Now even in the factory trucks, the Toyota trucks does bounce, but I wouldn’t say it is any more or less. It does have more flex in their frame than others. I wouldn’t say it is enough to really complain about in my opinion.
You are looking at all different frames through your work, how do you think Toyota frame compares to the rest of the full-size truck market? Are they foolish by not going with a fully boxed frame?
That is really a tough question. I am going to give kudos to the Japanese engineers that came up with the Toyota trucks in the 80’s that were imported to the U.S. These things were indestructible. They were just unbelievably well built.
One of the things that made them successful was a design that made them smaller yet stronger. I think that they have maintained that kind of design focus. I’ve read some of the blogs and some of the hearsay and that the news out there that Toyota is going to offer a diesel or a dually. I do not see that happening without them addressing seriously the frame on how to make it longer and stronger on the trucks. As the frame sits right now, I don’t see them having a strong enough platform to grow their trucks into that market. A boxed frame would help, I don’t think the frame they have is bad. But, I do think the boxed frame would be an improvement in that type of market.
In small trucks, I don’t think so. If you are going to build a middle of the road type of truck, something that gets good gas mileage, can haul which is what the Toyota engineers aim for. For what they intend to do, their building a good truck and they have a good frame for that truck. At the same time, there are always those people that want to do more and that’s why were here.
Is your biggest criticism of the frame that it gets smaller in the rear?
Yes, but if you look at that from an engineering perspective that probably say to themselves, why does it need to be bigger than this? That’s what they are looking at, what are we rating this truck for, why does it need to be bigger?

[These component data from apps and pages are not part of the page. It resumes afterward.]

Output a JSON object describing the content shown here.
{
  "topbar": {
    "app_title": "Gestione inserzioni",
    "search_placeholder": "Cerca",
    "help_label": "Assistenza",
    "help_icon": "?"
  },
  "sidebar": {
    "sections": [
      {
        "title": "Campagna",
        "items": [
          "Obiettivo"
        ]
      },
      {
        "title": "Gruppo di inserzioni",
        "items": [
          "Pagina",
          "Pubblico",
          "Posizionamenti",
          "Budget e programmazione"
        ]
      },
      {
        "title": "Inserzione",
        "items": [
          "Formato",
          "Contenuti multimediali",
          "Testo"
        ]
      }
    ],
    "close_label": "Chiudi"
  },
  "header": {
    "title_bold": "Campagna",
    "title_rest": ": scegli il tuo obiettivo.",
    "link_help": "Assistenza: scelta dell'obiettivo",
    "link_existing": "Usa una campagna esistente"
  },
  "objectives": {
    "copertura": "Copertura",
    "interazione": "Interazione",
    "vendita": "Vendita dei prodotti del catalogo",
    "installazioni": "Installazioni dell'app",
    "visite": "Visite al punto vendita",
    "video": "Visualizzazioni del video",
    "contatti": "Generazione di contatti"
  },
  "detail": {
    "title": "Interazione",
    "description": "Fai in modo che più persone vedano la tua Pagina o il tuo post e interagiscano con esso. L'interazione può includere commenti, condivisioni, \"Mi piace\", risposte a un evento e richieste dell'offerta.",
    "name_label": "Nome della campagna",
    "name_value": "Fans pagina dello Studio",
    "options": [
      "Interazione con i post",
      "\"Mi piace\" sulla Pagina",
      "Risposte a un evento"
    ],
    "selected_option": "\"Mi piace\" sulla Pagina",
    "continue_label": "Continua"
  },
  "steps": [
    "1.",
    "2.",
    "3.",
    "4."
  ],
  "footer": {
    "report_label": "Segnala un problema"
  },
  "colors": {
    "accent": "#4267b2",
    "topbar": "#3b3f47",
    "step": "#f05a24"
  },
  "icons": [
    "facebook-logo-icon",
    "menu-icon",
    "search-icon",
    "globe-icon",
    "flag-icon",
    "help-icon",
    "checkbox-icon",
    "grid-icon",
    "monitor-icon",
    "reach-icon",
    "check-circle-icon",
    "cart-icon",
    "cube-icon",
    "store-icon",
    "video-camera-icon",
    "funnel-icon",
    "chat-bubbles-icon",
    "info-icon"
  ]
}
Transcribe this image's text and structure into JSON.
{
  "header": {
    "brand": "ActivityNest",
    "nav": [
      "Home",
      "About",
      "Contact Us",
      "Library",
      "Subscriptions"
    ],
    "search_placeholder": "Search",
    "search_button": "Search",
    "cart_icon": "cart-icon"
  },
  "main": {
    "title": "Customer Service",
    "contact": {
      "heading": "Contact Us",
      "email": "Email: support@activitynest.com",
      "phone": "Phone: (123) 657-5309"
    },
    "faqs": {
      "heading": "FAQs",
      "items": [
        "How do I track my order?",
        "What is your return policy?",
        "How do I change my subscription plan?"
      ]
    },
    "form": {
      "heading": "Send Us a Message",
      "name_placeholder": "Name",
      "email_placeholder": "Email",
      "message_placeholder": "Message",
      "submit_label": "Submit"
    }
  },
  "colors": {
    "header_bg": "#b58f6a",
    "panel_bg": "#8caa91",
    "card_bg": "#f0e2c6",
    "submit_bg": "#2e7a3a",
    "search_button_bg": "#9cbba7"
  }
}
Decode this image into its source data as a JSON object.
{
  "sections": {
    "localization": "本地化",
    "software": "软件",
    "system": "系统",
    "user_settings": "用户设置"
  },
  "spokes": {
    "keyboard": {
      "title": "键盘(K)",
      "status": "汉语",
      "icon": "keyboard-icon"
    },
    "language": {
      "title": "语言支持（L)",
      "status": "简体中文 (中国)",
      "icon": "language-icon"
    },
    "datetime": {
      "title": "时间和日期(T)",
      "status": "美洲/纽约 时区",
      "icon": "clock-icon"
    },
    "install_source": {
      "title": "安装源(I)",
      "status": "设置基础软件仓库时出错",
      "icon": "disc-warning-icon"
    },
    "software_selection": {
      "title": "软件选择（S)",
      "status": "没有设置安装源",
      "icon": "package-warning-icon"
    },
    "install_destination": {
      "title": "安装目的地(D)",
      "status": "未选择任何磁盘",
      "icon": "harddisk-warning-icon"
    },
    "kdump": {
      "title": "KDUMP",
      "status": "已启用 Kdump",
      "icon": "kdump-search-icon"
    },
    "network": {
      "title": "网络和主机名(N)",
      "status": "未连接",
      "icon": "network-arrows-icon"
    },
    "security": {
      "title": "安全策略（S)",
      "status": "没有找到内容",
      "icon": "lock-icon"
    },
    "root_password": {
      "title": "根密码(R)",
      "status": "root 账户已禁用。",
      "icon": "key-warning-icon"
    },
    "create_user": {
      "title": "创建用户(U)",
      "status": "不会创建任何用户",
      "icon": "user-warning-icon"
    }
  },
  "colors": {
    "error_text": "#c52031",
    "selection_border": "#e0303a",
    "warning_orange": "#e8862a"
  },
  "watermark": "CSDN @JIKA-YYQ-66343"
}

In essence, there are some over engineering by say a Dodge or Ford frame with their fully boxed frame. The Toyota frame is not, but it is really engineered right where they need it to.
What about warranty concerns? Have you had any experience with this issue?
I haven’t had anybody call me with a warranty concerns on the work we have done. What warranty concerns do they have at the dealerships? I’m not saying the dealer with warranty the frame after the work we have done. Clearly, the Toyota frame is void warranty after you cut it and do what we have done. We are voiding the warranty.
Now a lot of guys will do a lift kit and aftermarket modifications that voids warranties. We aren’t any different. I am going to stand behind the frame work we have done. I am going to give you a life-time warranty on the framework of the vehicle. Yes, we are extending items like the brake line, but that is a factory brake line. We are simply extending it. We are maintaining the integrity of the factory wiring and lines.
Finally, what kind of cost can a customer be looking at?
I’ve had some Toyota customers bring me a bed from a wrecking yard and we have fixed it up. The reality of it is, there aren’t very many wrecked/used Toyota truck beds out there. Even if I can find a used bed, there may be some potential issues. Because there is just such a limited supply of Toyota beds in the used marketplace, even if you want one, you can’t find one. The reason I bring this up, is that the cost of parts to do this job is a significant number. When you call up the dealership and ask for a 6’6″ bed assembly, it is $5k plus for the bed. That is just a box that shows up in my yard. It has to be painted, there is the framework and all the other pieces and work that has to be done.
Altogether, I really like to recommend that people that do this as long-term addition to a newer truck. I like to have people buy a new truck, order a longer bed and have it as a turnkey solution. Now, it does run around $10-11k in addition to the truck. It can be a little bit more depending on options with bed liners and hitches.
All right, your turn. Sound off and let me know your thoughts!
Filed Under: Tundra News